Most Protestant churchgoers say they are eager to talk to others about Jesus, and are praying for opportunities to share their faith. But most say they have not had any evangelistic conversations in the past six months.
The 2019 Discipleship Pathway Assessment study from Nashville-based LifeWay Research found excitement and eagerness about the idea of evangelism, but few Protestant churchgoers actually engaged in the practice on a regular basis.
“Sharing the good news that Jesus paid for our sins through His death on the cross and rose again to bring us new life is the mission of the church,” said Scott McConnell, executive director of LifeWay Research, “but it does not appear to be the priority of churchgoers.”

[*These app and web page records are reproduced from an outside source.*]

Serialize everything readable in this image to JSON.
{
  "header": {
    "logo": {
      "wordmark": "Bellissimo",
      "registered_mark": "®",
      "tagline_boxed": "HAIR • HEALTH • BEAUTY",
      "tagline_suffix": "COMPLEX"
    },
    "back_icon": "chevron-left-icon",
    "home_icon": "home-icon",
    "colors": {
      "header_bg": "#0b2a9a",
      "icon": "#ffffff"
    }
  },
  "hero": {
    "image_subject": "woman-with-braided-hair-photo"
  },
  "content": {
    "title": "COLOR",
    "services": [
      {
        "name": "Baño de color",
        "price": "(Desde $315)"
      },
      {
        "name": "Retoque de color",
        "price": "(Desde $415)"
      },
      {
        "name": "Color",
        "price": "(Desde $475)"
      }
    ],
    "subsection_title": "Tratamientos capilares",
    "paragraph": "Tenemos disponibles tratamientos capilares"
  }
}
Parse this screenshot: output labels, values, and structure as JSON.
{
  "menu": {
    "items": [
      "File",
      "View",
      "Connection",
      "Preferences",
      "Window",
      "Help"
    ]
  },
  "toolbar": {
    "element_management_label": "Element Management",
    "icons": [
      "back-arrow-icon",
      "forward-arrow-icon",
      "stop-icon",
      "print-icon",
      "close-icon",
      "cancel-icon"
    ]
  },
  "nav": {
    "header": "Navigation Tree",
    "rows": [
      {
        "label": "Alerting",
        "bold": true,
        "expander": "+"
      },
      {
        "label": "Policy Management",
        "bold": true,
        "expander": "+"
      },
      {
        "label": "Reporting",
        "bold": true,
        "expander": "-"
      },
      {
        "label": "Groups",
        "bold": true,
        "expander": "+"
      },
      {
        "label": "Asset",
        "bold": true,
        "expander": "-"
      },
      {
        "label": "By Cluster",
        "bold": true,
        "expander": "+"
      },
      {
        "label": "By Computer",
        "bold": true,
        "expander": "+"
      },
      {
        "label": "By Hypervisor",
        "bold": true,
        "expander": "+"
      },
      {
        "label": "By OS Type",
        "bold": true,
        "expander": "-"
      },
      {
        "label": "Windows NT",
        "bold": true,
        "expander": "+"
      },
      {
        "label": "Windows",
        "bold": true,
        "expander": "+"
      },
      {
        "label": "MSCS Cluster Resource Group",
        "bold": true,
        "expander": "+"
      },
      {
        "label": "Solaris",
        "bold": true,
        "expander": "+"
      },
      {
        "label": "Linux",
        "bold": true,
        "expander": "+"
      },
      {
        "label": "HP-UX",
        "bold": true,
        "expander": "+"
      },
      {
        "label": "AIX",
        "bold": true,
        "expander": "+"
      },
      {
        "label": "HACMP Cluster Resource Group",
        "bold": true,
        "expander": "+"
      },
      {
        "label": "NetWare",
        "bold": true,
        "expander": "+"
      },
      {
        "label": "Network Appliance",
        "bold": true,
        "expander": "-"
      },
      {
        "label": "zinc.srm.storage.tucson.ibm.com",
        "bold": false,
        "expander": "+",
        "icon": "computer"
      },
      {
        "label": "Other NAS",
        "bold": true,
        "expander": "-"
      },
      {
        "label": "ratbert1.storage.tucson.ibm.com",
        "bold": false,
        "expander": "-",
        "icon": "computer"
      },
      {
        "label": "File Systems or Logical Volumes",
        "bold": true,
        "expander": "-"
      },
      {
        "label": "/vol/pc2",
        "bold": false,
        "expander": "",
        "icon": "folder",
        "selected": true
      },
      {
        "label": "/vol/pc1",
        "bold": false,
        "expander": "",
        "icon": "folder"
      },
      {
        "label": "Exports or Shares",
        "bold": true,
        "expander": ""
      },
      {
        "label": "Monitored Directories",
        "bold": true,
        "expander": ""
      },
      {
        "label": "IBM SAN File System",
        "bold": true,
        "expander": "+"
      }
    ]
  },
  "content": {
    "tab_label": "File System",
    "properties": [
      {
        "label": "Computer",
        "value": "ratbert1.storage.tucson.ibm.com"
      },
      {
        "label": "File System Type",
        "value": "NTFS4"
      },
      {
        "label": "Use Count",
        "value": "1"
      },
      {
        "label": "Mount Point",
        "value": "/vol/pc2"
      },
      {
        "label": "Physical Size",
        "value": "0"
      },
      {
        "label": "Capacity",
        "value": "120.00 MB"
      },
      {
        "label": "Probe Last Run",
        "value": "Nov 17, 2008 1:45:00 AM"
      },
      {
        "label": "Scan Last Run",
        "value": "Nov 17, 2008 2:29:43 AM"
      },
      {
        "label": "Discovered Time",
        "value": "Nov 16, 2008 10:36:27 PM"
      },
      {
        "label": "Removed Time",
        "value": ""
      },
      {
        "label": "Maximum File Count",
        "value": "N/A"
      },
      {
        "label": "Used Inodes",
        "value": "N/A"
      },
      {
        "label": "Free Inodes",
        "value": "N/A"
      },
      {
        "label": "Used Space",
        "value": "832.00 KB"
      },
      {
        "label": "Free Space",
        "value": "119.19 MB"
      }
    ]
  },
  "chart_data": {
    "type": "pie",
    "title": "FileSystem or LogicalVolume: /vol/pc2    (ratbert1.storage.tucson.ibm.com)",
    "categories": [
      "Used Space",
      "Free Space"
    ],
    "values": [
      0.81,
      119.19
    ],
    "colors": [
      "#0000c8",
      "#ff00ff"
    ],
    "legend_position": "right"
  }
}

“The task of making disciples of all nations has not been fully embraced in the American church—especially by the majority culture,” said McConnell. “This is in spite of the convenience of having other ethnicities and immigrants from other countries often living in the same neighborhood.”
“Recently, there has been much discussion about young adults participating less in evangelism. That’s not the case, however,” said McConnell. “In fact, young adult and middle-aged churchgoers are more likely to have shared with someone how to become a Christian in the past six months than older churchgoing adults.”
Those who attend at least four times a month (58%) are more likely to say they have invited an unchurched person to a church service in the past six months than those who attend less than four times a month (47%).
“Jesus never promised the Great Commission would be completed quickly,” said McConnell, “but He set the expectation that the efforts to reach all nations with His gospel should be continuous. Many in church today appear to be distracted from Jesus’ final command.”
The online survey of 2,500 Protestant churchgoers was conducted Jan. 14–29, 2019. Respondents were screened to include those who identified as Protestant/non-denominational and attend religious services at least once a month. Quotas and slight weights were used to balance gender, age, region, ethnicity, income and denominational affiliation. The completed sample is 2,500 surveys. The sample provides 95% confidence that the sampling error does not exceed plus or minus 2.0%. Margins of error are higher in sub-groups.